Your goal:
When a line below holds the string "Effort", show that line.
**** Exercise data
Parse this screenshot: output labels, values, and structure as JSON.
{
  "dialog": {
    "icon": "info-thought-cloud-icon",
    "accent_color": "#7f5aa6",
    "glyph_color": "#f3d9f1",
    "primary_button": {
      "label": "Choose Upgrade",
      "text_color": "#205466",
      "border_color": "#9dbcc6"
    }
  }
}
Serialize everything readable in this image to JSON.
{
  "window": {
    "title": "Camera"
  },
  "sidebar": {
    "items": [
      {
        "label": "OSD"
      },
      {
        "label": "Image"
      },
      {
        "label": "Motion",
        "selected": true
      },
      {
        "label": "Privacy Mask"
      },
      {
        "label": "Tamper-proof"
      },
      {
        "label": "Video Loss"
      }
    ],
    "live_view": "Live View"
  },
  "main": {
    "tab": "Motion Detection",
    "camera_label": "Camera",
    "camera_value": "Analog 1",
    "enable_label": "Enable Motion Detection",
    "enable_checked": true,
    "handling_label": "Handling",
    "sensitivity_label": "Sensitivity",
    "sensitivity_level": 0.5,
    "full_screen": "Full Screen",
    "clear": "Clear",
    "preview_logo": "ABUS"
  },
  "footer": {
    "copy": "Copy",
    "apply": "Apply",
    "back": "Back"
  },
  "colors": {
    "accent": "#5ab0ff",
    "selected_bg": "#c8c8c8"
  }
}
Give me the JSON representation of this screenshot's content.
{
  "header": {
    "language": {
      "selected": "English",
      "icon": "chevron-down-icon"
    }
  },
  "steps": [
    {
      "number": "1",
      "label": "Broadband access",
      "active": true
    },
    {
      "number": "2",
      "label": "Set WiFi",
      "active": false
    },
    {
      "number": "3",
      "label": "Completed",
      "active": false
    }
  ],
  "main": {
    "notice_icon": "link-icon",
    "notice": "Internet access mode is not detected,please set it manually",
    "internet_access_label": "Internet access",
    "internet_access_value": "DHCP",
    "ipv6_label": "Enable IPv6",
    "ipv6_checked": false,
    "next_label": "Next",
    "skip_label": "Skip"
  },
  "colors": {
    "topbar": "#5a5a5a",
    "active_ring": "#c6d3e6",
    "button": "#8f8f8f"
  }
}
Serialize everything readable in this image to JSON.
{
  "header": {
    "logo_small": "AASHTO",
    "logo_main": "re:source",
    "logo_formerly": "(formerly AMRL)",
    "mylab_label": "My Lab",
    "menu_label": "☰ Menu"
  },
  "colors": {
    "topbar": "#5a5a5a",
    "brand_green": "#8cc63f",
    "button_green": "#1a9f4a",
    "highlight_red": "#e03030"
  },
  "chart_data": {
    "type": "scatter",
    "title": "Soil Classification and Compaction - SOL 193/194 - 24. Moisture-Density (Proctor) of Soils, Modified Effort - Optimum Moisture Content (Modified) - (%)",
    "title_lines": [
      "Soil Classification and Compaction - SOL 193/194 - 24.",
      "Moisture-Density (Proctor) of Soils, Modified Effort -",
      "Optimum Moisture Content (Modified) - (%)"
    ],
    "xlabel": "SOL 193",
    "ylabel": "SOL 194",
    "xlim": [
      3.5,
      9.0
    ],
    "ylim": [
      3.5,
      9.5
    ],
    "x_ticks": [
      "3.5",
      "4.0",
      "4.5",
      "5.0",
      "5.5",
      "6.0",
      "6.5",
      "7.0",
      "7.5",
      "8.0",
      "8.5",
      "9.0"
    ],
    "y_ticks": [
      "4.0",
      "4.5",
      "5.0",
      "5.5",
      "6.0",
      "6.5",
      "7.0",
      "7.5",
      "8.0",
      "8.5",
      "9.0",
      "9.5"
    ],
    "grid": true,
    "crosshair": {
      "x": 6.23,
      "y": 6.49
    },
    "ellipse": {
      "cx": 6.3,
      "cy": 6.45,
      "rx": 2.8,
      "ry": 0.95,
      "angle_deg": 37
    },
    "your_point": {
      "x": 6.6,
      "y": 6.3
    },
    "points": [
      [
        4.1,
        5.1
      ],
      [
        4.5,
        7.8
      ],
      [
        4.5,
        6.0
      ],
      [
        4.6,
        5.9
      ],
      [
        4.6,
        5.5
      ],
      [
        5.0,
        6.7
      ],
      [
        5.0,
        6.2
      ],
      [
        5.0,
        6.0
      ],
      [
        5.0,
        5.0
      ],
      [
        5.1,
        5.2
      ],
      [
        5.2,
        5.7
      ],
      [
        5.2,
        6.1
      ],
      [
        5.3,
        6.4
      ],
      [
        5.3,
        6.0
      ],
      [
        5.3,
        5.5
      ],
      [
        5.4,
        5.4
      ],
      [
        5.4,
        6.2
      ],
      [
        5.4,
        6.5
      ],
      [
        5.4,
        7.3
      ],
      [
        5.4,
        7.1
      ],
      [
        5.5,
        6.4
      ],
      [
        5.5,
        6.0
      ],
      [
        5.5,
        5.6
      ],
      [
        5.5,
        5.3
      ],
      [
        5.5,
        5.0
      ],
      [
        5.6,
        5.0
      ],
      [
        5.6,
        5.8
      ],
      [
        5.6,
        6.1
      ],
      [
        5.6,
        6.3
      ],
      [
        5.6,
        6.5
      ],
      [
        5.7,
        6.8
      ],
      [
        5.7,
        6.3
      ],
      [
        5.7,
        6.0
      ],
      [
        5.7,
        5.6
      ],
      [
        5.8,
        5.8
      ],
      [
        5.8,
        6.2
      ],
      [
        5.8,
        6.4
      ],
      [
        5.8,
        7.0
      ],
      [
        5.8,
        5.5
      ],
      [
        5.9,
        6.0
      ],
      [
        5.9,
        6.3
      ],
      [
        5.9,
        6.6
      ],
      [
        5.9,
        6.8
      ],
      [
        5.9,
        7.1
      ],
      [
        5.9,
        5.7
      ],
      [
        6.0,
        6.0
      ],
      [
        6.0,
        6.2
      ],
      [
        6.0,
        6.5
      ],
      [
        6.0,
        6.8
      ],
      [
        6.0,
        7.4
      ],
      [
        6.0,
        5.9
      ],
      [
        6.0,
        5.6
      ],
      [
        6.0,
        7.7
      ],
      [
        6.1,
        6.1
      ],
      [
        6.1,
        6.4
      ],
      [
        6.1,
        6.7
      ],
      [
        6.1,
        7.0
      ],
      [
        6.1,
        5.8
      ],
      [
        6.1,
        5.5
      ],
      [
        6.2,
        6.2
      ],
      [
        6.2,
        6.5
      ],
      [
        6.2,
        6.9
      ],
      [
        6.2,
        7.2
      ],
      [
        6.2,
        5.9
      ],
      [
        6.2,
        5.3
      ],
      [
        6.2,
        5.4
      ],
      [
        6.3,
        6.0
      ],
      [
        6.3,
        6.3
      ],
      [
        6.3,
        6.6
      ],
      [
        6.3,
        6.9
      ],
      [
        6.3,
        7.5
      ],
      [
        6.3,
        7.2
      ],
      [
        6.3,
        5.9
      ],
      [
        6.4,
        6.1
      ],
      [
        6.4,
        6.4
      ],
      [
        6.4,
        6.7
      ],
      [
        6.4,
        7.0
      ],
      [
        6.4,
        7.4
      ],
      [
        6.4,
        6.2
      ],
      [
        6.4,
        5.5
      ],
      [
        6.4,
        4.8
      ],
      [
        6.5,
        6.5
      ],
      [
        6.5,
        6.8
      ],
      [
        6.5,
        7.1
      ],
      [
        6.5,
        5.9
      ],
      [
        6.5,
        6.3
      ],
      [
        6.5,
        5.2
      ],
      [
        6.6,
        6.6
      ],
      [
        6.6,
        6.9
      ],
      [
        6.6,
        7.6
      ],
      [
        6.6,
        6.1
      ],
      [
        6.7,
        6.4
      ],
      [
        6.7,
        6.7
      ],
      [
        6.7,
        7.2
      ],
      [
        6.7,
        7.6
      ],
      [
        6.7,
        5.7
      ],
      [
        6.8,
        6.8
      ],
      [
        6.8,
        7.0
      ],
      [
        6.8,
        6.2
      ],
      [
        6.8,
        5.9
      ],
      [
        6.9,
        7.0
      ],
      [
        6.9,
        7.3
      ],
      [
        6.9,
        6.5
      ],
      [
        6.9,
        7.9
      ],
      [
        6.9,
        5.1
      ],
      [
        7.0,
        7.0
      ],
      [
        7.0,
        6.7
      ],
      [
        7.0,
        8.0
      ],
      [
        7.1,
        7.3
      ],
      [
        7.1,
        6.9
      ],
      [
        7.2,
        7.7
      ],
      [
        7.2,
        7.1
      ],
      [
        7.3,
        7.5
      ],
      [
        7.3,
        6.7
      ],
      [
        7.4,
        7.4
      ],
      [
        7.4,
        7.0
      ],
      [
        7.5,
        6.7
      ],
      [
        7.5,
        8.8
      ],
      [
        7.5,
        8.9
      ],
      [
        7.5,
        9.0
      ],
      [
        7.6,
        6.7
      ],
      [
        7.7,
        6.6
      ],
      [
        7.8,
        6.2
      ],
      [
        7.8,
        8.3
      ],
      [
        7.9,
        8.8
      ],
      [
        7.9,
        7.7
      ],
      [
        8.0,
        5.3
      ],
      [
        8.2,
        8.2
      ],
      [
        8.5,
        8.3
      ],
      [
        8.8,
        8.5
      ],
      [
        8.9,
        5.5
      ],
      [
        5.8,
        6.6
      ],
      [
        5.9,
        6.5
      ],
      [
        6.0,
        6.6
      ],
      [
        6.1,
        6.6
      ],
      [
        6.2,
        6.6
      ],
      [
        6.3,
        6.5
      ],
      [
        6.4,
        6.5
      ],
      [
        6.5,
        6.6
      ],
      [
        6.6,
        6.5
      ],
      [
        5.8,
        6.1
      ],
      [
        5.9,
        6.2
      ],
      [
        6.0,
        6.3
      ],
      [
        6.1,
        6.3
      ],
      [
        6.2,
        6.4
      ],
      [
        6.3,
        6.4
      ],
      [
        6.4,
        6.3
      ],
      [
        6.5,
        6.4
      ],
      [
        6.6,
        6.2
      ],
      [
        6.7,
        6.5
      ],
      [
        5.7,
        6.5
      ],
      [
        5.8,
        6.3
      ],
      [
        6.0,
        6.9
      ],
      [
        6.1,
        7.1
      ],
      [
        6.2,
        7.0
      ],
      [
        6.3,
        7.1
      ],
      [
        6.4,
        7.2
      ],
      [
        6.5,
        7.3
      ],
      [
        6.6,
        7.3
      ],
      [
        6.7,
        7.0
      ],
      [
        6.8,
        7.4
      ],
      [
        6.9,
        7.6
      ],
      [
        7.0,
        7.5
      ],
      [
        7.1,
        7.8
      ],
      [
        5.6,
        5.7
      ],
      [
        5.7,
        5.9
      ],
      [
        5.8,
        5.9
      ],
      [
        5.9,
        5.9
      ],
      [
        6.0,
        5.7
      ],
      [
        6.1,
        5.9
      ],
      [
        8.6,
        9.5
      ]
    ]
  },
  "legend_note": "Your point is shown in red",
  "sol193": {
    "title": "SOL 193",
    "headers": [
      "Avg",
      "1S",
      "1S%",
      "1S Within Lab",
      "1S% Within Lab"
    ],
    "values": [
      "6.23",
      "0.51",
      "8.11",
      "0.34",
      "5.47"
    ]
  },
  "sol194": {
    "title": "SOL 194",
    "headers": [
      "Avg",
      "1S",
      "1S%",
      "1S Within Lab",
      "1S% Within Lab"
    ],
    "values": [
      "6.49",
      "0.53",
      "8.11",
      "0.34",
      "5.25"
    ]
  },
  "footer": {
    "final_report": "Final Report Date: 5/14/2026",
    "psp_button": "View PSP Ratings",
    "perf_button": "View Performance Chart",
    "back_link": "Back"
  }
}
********
Response for this exercise:
    "title": "Soil Classification and Compaction - SOL 193/194 - 24. Moisture-Density (Proctor) of Soils, Modified Effort - Optimum Moisture Content (Modified) - (%)",
      "Moisture-Density (Proctor) of Soils, Modified Effort -",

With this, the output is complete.